Description of the task
The records below should be printed once more, exactly as they appear.

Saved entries

====================

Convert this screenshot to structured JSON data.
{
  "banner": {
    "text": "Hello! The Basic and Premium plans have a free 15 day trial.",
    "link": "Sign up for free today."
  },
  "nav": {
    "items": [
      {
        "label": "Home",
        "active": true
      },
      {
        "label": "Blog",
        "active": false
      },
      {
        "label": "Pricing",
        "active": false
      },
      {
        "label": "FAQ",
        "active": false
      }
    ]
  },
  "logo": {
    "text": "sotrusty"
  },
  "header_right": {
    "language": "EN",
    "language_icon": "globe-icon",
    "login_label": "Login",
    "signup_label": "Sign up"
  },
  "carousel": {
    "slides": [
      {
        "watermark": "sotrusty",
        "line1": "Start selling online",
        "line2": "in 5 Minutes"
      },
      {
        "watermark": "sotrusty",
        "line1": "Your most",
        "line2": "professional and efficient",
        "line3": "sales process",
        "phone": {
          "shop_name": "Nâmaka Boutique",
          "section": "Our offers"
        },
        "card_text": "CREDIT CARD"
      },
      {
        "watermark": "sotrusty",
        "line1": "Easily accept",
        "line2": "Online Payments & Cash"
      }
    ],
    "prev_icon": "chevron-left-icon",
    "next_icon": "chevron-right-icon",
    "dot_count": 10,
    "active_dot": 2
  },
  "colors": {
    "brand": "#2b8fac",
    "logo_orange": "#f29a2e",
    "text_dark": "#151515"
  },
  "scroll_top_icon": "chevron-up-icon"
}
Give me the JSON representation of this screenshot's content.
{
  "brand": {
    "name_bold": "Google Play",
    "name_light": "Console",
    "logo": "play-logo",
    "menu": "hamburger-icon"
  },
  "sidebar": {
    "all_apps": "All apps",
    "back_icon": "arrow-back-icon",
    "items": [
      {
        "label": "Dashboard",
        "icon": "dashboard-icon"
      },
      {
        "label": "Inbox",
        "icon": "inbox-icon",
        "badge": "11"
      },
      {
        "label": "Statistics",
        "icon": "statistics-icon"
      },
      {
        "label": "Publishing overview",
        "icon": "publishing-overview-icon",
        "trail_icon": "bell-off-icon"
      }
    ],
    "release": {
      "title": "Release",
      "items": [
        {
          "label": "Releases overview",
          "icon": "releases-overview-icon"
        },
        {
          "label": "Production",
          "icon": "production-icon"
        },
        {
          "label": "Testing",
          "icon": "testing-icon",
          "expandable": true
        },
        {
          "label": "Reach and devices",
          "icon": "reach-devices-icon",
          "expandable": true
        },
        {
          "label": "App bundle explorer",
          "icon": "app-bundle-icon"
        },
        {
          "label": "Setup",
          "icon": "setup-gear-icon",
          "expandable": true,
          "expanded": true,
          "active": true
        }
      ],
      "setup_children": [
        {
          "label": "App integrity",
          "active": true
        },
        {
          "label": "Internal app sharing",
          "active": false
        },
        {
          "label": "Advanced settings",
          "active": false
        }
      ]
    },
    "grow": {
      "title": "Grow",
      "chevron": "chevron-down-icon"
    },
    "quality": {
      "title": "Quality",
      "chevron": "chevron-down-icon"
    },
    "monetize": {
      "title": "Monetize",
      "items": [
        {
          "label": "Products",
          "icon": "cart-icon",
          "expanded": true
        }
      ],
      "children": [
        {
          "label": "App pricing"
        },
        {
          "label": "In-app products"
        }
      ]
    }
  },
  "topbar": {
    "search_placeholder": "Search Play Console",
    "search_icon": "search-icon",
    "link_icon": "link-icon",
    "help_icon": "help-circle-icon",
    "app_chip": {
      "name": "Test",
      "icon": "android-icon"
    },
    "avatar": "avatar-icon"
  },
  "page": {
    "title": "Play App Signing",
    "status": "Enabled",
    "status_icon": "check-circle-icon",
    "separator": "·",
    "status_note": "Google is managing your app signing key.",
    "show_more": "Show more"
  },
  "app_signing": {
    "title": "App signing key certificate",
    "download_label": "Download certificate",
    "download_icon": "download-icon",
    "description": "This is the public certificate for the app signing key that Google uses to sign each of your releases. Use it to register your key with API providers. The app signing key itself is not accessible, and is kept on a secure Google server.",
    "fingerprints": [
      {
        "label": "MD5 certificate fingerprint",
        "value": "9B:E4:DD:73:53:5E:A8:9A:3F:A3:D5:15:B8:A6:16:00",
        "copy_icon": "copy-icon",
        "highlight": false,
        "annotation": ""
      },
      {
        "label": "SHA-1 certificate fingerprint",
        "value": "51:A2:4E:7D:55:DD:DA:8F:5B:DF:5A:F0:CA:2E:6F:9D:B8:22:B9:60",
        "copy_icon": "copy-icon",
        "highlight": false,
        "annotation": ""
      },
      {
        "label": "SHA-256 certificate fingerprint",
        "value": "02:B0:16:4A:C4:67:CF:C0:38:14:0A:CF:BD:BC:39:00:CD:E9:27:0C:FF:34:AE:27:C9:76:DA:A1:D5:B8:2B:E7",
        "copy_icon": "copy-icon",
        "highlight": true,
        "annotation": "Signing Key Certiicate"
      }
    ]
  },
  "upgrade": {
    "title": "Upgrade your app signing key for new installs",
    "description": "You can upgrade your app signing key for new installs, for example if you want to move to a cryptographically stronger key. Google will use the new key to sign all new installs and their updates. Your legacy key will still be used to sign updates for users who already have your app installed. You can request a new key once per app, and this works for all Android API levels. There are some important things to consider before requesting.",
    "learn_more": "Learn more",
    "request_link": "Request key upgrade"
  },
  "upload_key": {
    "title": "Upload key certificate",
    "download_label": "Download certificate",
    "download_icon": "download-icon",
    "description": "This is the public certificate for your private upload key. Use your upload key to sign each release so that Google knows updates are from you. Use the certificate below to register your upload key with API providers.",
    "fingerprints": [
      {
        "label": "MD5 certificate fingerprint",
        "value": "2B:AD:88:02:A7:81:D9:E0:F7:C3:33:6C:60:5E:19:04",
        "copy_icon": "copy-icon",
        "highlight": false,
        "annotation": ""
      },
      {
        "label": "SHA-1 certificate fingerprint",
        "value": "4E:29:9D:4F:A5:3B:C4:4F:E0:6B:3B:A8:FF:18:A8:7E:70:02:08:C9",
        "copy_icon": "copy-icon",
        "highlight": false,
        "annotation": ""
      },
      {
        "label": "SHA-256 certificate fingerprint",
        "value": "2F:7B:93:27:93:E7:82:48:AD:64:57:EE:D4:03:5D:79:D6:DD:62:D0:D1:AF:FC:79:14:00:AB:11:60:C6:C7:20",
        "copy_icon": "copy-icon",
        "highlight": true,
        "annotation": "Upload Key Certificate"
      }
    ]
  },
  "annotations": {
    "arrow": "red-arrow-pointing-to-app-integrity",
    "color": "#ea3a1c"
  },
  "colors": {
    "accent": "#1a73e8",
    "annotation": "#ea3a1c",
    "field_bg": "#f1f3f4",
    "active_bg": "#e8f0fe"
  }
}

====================

Reply to the task
Convert this screenshot to structured JSON data.
{
  "banner": {
    "text": "Hello! The Basic and Premium plans have a free 15 day trial.",
    "link": "Sign up for free today."
  },
  "nav": {
    "items": [
      {
        "label": "Home",
        "active": true
      },
      {
        "label": "Blog",
        "active": false
      },
      {
        "label": "Pricing",
        "active": false
      },
      {
        "label": "FAQ",
        "active": false
      }
    ]
  },
  "logo": {
    "text": "sotrusty"
  },
  "header_right": {
    "language": "EN",
    "language_icon": "globe-icon",
    "login_label": "Login",
    "signup_label": "Sign up"
  },
  "carousel": {
    "slides": [
      {
        "watermark": "sotrusty",
        "line1": "Start selling online",
        "line2": "in 5 Minutes"
      },
      {
        "watermark": "sotrusty",
        "line1": "Your most",
        "line2": "professional and efficient",
        "line3": "sales process",
        "phone": {
          "shop_name": "Nâmaka Boutique",
          "section": "Our offers"
        },
        "card_text": "CREDIT CARD"
      },
      {
        "watermark": "sotrusty",
        "line1": "Easily accept",
        "line2": "Online Payments & Cash"
      }
    ],
    "prev_icon": "chevron-left-icon",
    "next_icon": "chevron-right-icon",
    "dot_count": 10,
    "active_dot": 2
  },
  "colors": {
    "brand": "#2b8fac",
    "logo_orange": "#f29a2e",
    "text_dark": "#151515"
  },
  "scroll_top_icon": "chevron-up-icon"
}
Give me the JSON representation of this screenshot's content.
{
  "brand": {
    "name_bold": "Google Play",
    "name_light": "Console",
    "logo": "play-logo",
    "menu": "hamburger-icon"
  },
  "sidebar": {
    "all_apps": "All apps",
    "back_icon": "arrow-back-icon",
    "items": [
      {
        "label": "Dashboard",
        "icon": "dashboard-icon"
      },
      {
        "label": "Inbox",
        "icon": "inbox-icon",
        "badge": "11"
      },
      {
        "label": "Statistics",
        "icon": "statistics-icon"
      },
      {
        "label": "Publishing overview",
        "icon": "publishing-overview-icon",
        "trail_icon": "bell-off-icon"
      }
    ],
    "release": {
      "title": "Release",
      "items": [
        {
          "label": "Releases overview",
          "icon": "releases-overview-icon"
        },
        {
          "label": "Production",
          "icon": "production-icon"
        },
        {
          "label": "Testing",
          "icon": "testing-icon",
          "expandable": true
        },
        {
          "label": "Reach and devices",
          "icon": "reach-devices-icon",
          "expandable": true
        },
        {
          "label": "App bundle explorer",
          "icon": "app-bundle-icon"
        },
        {
          "label": "Setup",
          "icon": "setup-gear-icon",
          "expandable": true,
          "expanded": true,
          "active": true
        }
      ],
      "setup_children": [
        {
          "label": "App integrity",
          "active": true
        },
        {
          "label": "Internal app sharing",
          "active": false
        },
        {
          "label": "Advanced settings",
          "active": false
        }
      ]
    },
    "grow": {
      "title": "Grow",
      "chevron": "chevron-down-icon"
    },
    "quality": {
      "title": "Quality",
      "chevron": "chevron-down-icon"
    },
    "monetize": {
      "title": "Monetize",
      "items": [
        {
          "label": "Products",
          "icon": "cart-icon",
          "expanded": true
        }
      ],
      "children": [
        {
          "label": "App pricing"
        },
        {
          "label": "In-app products"
        }
      ]
    }
  },
  "topbar": {
    "search_placeholder": "Search Play Console",
    "search_icon": "search-icon",
    "link_icon": "link-icon",
    "help_icon": "help-circle-icon",
    "app_chip": {
      "name": "Test",
      "icon": "android-icon"
    },
    "avatar": "avatar-icon"
  },
  "page": {
    "title": "Play App Signing",
    "status": "Enabled",
    "status_icon": "check-circle-icon",
    "separator": "·",
    "status_note": "Google is managing your app signing key.",
    "show_more": "Show more"
  },
  "app_signing": {
    "title": "App signing key certificate",
    "download_label": "Download certificate",
    "download_icon": "download-icon",
    "description": "This is the public certificate for the app signing key that Google uses to sign each of your releases. Use it to register your key with API providers. The app signing key itself is not accessible, and is kept on a secure Google server.",
    "fingerprints": [
      {
        "label": "MD5 certificate fingerprint",
        "value": "9B:E4:DD:73:53:5E:A8:9A:3F:A3:D5:15:B8:A6:16:00",
        "copy_icon": "copy-icon",
        "highlight": false,
        "annotation": ""
      },
      {
        "label": "SHA-1 certificate fingerprint",
        "value": "51:A2:4E:7D:55:DD:DA:8F:5B:DF:5A:F0:CA:2E:6F:9D:B8:22:B9:60",
        "copy_icon": "copy-icon",
        "highlight": false,
        "annotation": ""
      },
      {
        "label": "SHA-256 certificate fingerprint",
        "value": "02:B0:16:4A:C4:67:CF:C0:38:14:0A:CF:BD:BC:39:00:CD:E9:27:0C:FF:34:AE:27:C9:76:DA:A1:D5:B8:2B:E7",
        "copy_icon": "copy-icon",
        "highlight": true,
        "annotation": "Signing Key Certiicate"
      }
    ]
  },
  "upgrade": {
    "title": "Upgrade your app signing key for new installs",
    "description": "You can upgrade your app signing key for new installs, for example if you want to move to a cryptographically stronger key. Google will use the new key to sign all new installs and their updates. Your legacy key will still be used to sign updates for users who already have your app installed. You can request a new key once per app, and this works for all Android API levels. There are some important things to consider before requesting.",
    "learn_more": "Learn more",
    "request_link": "Request key upgrade"
  },
  "upload_key": {
    "title": "Upload key certificate",
    "download_label": "Download certificate",
    "download_icon": "download-icon",
    "description": "This is the public certificate for your private upload key. Use your upload key to sign each release so that Google knows updates are from you. Use the certificate below to register your upload key with API providers.",
    "fingerprints": [
      {
        "label": "MD5 certificate fingerprint",
        "value": "2B:AD:88:02:A7:81:D9:E0:F7:C3:33:6C:60:5E:19:04",
        "copy_icon": "copy-icon",
        "highlight": false,
        "annotation": ""
      },
      {
        "label": "SHA-1 certificate fingerprint",
        "value": "4E:29:9D:4F:A5:3B:C4:4F:E0:6B:3B:A8:FF:18:A8:7E:70:02:08:C9",
        "copy_icon": "copy-icon",
        "highlight": false,
        "annotation": ""
      },
      {
        "label": "SHA-256 certificate fingerprint",
        "value": "2F:7B:93:27:93:E7:82:48:AD:64:57:EE:D4:03:5D:79:D6:DD:62:D0:D1:AF:FC:79:14:00:AB:11:60:C6:C7:20",
        "copy_icon": "copy-icon",
        "highlight": true,
        "annotation": "Upload Key Certificate"
      }
    ]
  },
  "annotations": {
    "arrow": "red-arrow-pointing-to-app-integrity",
    "color": "#ea3a1c"
  },
  "colors": {
    "accent": "#1a73e8",
    "annotation": "#ea3a1c",
    "field_bg": "#f1f3f4",
    "active_bg": "#e8f0fe"
  }
}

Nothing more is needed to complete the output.